"We found that females that heard attractive males beforehand were less attracted to average males than females that heard unattractive males beforehand," Bailey said. "In non-social invertebrates the outcome of male ornament evolution may depend much more on the ability of females to remember information about social encounters than was previously thought.
"Our research shows that insects can learn about each other. They are a lot cleverer than we thought they were. In the past, people have thought of insects somewhat as mindless automatons that just follow certain decision rules. But it is becoming increasingly clear that they have complex cognitive capacities that play an important role."
Zuk, the research paper's only coauthor, and Bailey performed their research in the lab using several hundred field crickets. In their experiments, they exposed all females to an 'average' male song, and assessed the females' responses to it. If the females responded, the researchers inferred that the females found the song attractive.

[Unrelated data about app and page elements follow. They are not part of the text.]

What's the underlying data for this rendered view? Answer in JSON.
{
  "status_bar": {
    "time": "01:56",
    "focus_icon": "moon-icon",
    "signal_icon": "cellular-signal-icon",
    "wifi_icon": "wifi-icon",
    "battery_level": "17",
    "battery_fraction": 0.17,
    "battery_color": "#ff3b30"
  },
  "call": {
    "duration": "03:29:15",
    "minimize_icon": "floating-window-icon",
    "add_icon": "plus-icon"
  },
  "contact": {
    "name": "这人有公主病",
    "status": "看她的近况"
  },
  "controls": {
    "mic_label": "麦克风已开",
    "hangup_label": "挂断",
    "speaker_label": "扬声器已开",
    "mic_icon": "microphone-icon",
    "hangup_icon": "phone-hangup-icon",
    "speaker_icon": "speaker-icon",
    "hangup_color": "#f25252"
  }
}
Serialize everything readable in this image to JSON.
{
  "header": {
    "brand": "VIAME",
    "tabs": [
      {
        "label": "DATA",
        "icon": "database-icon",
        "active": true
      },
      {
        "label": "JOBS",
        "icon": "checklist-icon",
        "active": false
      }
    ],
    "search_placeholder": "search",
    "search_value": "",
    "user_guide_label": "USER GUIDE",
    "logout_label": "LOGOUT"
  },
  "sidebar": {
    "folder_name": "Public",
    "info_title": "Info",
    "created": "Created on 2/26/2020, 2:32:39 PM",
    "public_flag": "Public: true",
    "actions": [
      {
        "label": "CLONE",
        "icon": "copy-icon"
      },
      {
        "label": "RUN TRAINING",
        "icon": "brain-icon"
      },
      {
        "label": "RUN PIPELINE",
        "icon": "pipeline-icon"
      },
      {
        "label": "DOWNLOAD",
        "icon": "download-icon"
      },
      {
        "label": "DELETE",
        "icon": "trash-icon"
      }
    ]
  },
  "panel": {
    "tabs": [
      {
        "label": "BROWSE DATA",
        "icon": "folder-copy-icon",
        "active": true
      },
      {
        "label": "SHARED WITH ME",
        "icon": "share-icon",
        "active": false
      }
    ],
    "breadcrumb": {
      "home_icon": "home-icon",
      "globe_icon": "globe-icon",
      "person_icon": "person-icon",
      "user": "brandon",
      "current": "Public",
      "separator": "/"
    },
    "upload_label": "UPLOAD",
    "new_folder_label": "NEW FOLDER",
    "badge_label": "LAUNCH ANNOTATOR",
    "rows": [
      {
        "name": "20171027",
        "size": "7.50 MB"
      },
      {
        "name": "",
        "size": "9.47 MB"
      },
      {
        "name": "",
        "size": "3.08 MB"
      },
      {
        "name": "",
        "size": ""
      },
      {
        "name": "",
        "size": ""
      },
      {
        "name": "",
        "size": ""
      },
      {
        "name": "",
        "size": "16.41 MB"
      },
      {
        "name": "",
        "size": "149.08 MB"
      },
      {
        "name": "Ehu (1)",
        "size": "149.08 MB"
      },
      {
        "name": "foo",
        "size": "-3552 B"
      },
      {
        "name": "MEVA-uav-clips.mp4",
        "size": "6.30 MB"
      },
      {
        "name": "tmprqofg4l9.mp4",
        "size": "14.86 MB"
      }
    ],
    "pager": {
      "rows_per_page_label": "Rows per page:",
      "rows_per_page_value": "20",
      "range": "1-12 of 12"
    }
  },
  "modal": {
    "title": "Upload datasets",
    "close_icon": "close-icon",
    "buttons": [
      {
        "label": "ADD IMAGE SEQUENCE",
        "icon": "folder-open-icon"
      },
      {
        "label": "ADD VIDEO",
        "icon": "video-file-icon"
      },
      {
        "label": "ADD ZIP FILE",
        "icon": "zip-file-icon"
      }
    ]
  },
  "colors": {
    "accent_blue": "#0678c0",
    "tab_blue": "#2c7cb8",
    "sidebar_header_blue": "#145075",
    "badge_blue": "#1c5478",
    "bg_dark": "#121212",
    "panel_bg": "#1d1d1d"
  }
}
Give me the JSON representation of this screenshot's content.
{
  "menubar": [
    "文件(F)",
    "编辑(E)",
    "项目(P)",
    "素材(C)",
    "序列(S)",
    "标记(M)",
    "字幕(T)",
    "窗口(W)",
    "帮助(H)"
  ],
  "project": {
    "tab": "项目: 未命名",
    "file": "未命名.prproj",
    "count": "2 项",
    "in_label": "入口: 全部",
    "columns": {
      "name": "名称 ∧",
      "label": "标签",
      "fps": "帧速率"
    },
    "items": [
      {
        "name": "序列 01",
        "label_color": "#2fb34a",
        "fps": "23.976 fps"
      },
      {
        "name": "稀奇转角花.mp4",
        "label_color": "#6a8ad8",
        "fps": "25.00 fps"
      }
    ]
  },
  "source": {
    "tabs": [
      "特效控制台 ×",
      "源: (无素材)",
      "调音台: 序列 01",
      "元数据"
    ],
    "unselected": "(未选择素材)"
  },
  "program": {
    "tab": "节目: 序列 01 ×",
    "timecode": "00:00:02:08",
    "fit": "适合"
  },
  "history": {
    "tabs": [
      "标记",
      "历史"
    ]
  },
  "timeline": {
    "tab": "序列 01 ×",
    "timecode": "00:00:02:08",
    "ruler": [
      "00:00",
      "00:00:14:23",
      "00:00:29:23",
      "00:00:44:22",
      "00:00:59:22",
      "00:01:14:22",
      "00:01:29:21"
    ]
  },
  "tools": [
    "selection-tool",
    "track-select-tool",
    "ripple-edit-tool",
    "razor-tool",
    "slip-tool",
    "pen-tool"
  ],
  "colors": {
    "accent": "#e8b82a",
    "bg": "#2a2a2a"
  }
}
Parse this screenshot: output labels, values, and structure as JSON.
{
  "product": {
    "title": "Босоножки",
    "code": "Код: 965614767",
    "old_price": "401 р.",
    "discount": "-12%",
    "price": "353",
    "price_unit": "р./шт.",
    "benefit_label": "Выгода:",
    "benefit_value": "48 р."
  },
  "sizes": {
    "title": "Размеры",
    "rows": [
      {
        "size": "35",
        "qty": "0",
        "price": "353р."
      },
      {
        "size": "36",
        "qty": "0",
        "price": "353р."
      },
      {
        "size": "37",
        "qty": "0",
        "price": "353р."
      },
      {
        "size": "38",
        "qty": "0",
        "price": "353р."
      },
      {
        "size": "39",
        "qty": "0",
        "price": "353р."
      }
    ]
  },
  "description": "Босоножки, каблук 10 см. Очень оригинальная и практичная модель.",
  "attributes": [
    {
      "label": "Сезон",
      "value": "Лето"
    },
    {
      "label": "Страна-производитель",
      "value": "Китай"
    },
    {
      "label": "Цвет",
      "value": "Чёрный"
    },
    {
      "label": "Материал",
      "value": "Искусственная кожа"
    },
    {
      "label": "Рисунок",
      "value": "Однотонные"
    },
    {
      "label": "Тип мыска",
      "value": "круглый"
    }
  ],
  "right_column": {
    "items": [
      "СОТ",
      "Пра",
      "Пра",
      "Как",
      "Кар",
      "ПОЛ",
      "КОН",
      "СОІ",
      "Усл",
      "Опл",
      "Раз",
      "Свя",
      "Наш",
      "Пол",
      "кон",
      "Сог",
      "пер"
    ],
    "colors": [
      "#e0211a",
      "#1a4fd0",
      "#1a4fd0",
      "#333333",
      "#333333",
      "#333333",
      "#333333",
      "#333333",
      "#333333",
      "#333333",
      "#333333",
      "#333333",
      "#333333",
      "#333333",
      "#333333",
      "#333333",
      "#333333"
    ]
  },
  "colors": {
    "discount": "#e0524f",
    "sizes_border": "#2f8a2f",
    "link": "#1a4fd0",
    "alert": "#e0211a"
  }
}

Then, they manipulated a different set of females' experience beforehand, with some having heard attractive songs, and some having heard unattractive songs. Bailey and Zuk found that those females that heard unattractive songs responded more strongly to the 'average' male than those females that heard the attractive song, showing that prior experience affected perception of attractiveness.
Next in their research, Bailey and Zuk plan to focus on male field crickets.
"Can male crickets learn, too, about other males around them?" Bailey said. "Does it affect their willingness to sing? Or their tendency to engage in aggressive encounters with other males? And does the social environment they experience influence their evaluations of females? We would like to explore these questions."
Bailey, who joined UCR's Dep
|Contact: Iqbal Pittalwala|
University of California - Riverside